Extracted records below:
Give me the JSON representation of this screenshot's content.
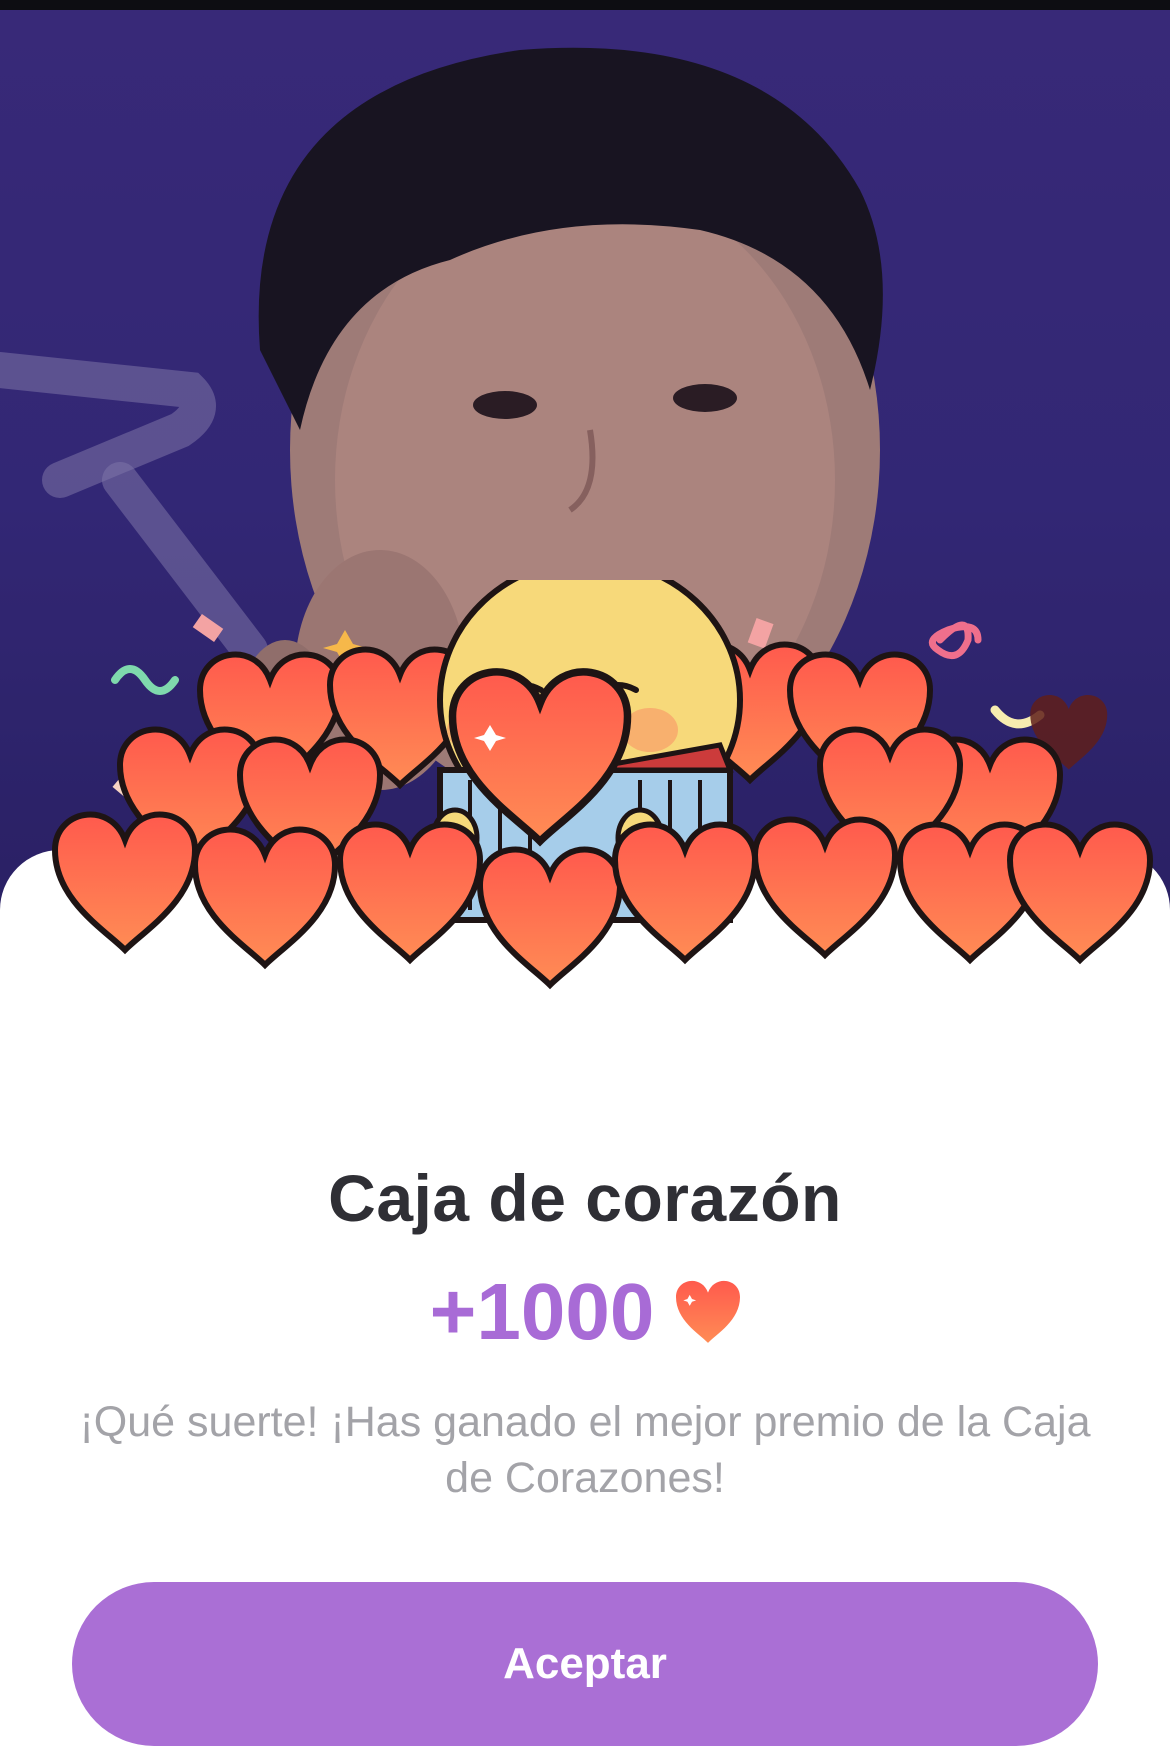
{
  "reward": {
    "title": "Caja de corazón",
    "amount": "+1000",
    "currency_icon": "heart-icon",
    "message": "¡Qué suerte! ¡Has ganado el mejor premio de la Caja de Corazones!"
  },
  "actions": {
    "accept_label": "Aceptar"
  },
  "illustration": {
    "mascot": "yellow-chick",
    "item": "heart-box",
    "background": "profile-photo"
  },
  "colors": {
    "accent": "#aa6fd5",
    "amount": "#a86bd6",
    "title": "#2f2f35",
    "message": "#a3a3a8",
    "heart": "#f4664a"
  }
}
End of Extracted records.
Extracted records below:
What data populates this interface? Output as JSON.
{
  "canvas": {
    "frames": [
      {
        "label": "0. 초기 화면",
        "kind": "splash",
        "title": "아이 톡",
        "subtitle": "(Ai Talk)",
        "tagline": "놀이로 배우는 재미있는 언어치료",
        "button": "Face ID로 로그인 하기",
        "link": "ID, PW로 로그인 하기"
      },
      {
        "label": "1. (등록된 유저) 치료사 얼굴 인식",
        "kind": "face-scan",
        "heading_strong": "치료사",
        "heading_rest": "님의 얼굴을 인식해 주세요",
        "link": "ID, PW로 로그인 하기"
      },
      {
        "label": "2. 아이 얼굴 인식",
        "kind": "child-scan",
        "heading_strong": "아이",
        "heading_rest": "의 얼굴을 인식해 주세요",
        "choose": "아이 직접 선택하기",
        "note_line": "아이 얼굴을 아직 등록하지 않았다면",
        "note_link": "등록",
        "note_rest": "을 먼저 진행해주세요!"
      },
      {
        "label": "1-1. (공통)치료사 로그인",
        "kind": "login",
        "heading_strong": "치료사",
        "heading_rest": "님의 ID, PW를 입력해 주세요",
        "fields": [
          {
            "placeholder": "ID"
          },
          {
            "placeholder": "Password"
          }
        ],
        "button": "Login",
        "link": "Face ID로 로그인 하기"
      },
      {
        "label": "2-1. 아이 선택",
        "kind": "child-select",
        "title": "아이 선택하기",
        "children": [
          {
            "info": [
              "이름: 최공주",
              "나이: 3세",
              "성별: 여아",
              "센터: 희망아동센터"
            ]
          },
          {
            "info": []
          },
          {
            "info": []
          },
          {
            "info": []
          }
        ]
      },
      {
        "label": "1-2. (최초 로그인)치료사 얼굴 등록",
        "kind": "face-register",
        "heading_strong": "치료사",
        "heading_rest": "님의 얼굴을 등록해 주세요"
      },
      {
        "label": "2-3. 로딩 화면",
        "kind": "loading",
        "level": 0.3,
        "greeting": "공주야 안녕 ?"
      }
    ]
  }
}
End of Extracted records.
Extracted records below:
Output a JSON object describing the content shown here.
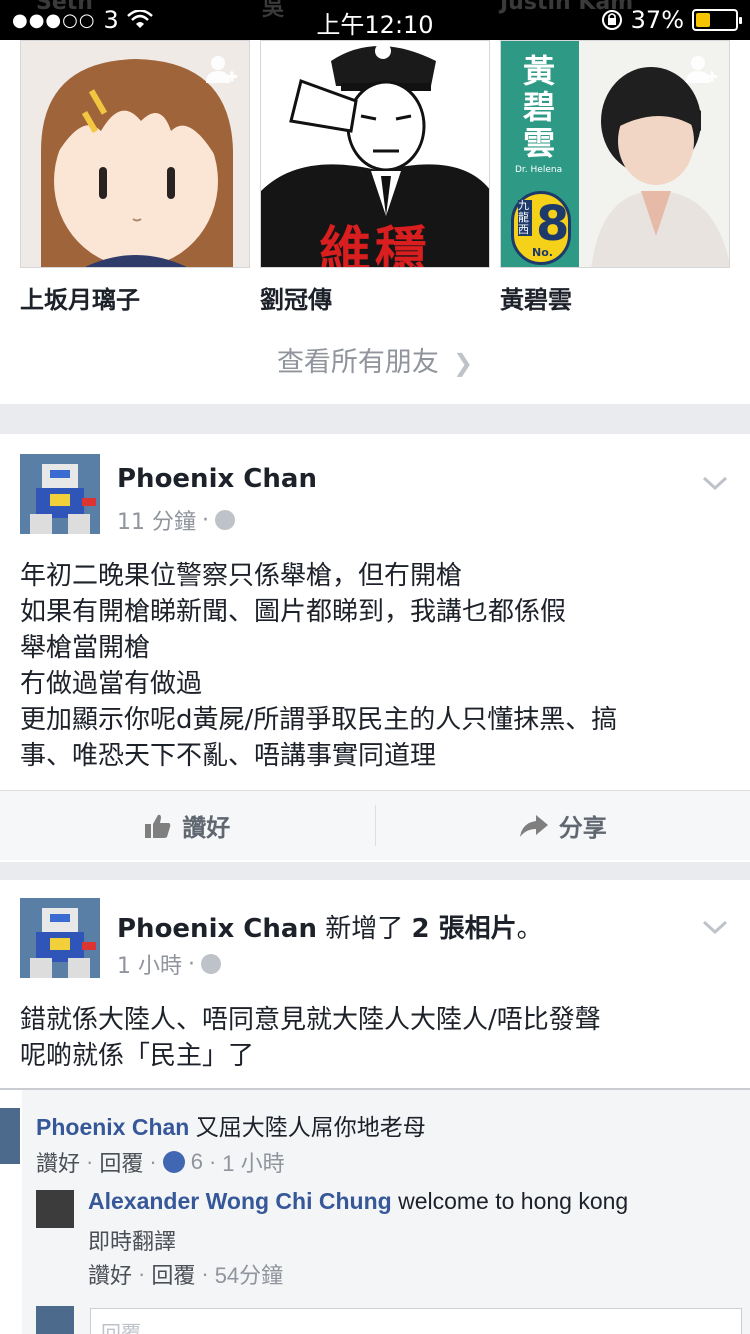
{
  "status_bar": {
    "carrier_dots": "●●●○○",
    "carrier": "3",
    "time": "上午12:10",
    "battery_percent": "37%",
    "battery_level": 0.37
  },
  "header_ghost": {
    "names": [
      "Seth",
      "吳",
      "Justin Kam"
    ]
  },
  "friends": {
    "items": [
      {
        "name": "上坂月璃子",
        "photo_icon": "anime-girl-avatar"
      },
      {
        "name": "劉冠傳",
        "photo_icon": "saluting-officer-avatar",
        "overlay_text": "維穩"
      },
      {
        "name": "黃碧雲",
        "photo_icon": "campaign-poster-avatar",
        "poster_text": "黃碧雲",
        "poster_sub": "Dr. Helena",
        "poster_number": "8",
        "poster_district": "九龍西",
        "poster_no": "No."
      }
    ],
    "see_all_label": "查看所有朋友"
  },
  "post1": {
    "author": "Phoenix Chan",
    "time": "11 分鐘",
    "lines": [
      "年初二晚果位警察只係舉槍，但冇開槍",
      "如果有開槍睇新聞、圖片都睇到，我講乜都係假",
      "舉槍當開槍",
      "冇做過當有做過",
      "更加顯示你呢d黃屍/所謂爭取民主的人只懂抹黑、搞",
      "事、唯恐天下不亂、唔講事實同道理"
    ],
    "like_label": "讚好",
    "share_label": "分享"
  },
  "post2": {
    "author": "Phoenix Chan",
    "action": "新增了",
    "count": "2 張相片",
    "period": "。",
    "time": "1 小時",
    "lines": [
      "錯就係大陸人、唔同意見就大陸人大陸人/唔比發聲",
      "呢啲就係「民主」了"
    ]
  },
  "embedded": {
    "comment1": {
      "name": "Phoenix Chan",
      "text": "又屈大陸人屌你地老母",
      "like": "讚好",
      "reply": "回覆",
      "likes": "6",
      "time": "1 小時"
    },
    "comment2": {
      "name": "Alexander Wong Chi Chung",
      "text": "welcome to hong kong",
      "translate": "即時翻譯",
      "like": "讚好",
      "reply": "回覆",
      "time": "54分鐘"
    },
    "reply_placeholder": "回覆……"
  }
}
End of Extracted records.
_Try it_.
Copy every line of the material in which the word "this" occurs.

_Task solution_.
Give me the JSON representation of this screenshot's content.
What data populates this interface? Output as JSON.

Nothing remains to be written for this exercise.